[Start of Attachment]

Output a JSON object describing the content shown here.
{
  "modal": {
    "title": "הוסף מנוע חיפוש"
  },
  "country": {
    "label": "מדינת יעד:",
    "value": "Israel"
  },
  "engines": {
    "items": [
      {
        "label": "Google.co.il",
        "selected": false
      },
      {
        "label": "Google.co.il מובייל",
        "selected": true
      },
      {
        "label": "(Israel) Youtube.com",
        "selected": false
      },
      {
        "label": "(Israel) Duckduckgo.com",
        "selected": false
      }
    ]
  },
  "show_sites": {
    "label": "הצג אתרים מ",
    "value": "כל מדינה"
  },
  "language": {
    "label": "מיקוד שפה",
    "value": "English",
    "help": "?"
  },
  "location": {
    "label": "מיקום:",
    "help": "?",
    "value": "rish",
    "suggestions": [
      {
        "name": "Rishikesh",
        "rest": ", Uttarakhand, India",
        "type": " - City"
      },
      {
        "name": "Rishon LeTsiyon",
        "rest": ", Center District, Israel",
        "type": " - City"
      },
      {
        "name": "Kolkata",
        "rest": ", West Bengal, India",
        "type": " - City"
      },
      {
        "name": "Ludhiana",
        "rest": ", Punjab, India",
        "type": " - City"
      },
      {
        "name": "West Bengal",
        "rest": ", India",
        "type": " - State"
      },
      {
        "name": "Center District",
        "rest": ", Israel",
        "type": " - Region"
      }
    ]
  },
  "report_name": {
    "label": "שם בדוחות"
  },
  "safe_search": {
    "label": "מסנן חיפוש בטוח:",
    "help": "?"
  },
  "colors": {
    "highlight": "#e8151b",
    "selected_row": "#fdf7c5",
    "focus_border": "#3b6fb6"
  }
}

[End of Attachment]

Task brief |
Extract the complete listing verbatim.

Exercise result |
Output a JSON object describing the content shown here.
{
  "modal": {
    "title": "הוסף מנוע חיפוש"
  },
  "country": {
    "label": "מדינת יעד:",
    "value": "Israel"
  },
  "engines": {
    "items": [
      {
        "label": "Google.co.il",
        "selected": false
      },
      {
        "label": "Google.co.il מובייל",
        "selected": true
      },
      {
        "label": "(Israel) Youtube.com",
        "selected": false
      },
      {
        "label": "(Israel) Duckduckgo.com",
        "selected": false
      }
    ]
  },
  "show_sites": {
    "label": "הצג אתרים מ",
    "value": "כל מדינה"
  },
  "language": {
    "label": "מיקוד שפה",
    "value": "English",
    "help": "?"
  },
  "location": {
    "label": "מיקום:",
    "help": "?",
    "value": "rish",
    "suggestions": [
      {
        "name": "Rishikesh",
        "rest": ", Uttarakhand, India",
        "type": " - City"
      },
      {
        "name": "Rishon LeTsiyon",
        "rest": ", Center District, Israel",
        "type": " - City"
      },
      {
        "name": "Kolkata",
        "rest": ", West Bengal, India",
        "type": " - City"
      },
      {
        "name": "Ludhiana",
        "rest": ", Punjab, India",
        "type": " - City"
      },
      {
        "name": "West Bengal",
        "rest": ", India",
        "type": " - State"
      },
      {
        "name": "Center District",
        "rest": ", Israel",
        "type": " - Region"
      }
    ]
  },
  "report_name": {
    "label": "שם בדוחות"
  },
  "safe_search": {
    "label": "מסנן חיפוש בטוח:",
    "help": "?"
  },
  "colors": {
    "highlight": "#e8151b",
    "selected_row": "#fdf7c5",
    "focus_border": "#3b6fb6"
  }
}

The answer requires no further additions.